Sponge-feeding by the Caribbean starfish Oreaster reticulatus
- Cite this article as:
- Wulff, L. Marine Biology (1995) 123: 313. doi:10.1007/BF00353623
- 172 Downloads
The common Caribbean starfish Oreaster reticulatus (Linnaeus) feeds on sponges by everting its stomach onto a sponge and digesting the tissue, leaving behind the sponge skeleton. In the San Blas Islands, Republic of Panama, 54.2% of the 1549 starfish examined from February 1987 to June 1990 at eight sites were feeding, and 61.4% of these were feeding on sponges, representing 51 species. Sponges were fed on disproportionately heavily in comparison to their abundance, which was only 9.7% of available prey. In feeding choice experiments, 736 pieces of 34 species of common sponges from a variety of shallow-water habitats, and also 9 ind of a coral, were offered to starfish in individual underwater cages. Acceptance or rejection of sponge species was unambiguous for 31 of the 34 species, and there was a clear relationship between sponge acceptability and sponge habitat. Starfish ate 16 of 20 species that normally grow only on the reefs, but only 1 of 14 species that live in the seagrass meadows and rubble flats surrounding the reefs. The starfish live in the seagrass meadows and rubble flats, and avoid the reefs, and so the acceptable reef sponges are generally inaccessible until a storm fragments and transports them into starfish habitat. After Huricane Joan washed fragments of reef sponges into a seagrass meadow in October 1988, starfish consumed the edible species. When the seagrass meadow was experimentally seeded with tagged reef sponge fragments in June 1994, O. reticulatus consumed edible species and accumulated in the area seeded.

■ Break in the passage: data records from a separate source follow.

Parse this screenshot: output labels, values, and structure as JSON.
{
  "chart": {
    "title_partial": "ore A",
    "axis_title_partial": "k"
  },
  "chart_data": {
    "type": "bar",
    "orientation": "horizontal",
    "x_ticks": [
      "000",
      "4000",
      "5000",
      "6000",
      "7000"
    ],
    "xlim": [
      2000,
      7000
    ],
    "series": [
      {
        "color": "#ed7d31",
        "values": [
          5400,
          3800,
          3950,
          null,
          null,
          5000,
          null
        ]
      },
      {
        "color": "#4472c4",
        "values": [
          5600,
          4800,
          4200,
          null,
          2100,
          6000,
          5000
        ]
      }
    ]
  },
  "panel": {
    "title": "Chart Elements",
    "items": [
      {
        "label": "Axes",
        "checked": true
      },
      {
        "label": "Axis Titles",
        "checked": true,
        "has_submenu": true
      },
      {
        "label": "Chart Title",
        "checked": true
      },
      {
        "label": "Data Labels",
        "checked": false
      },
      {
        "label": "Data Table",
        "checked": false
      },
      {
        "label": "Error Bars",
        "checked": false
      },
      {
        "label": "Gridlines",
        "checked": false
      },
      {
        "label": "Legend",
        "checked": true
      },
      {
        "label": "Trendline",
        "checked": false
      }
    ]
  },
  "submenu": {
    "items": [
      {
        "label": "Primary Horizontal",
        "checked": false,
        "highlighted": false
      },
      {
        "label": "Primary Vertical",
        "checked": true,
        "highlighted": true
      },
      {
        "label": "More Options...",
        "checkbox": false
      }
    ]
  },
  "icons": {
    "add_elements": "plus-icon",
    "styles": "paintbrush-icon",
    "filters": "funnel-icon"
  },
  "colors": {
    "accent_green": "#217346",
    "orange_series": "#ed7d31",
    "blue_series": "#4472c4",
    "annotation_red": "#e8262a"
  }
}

Reef sponges that were living in a seagrass meadow, from which O. reticulatus had been absent for at least 4 yr (from 1978 to 1982), were eliminated when the starfish migrated into the area, and the sponges have been unable to recolonize up to June 1994. O. reticulatus feeding and habitat preferences appear to restrict distributions of many Caribbean reef sponge species to habitats without O. reticulatus and may have exerted significant selective pressure on defences of those sponges that live in O. reticulatus habitats.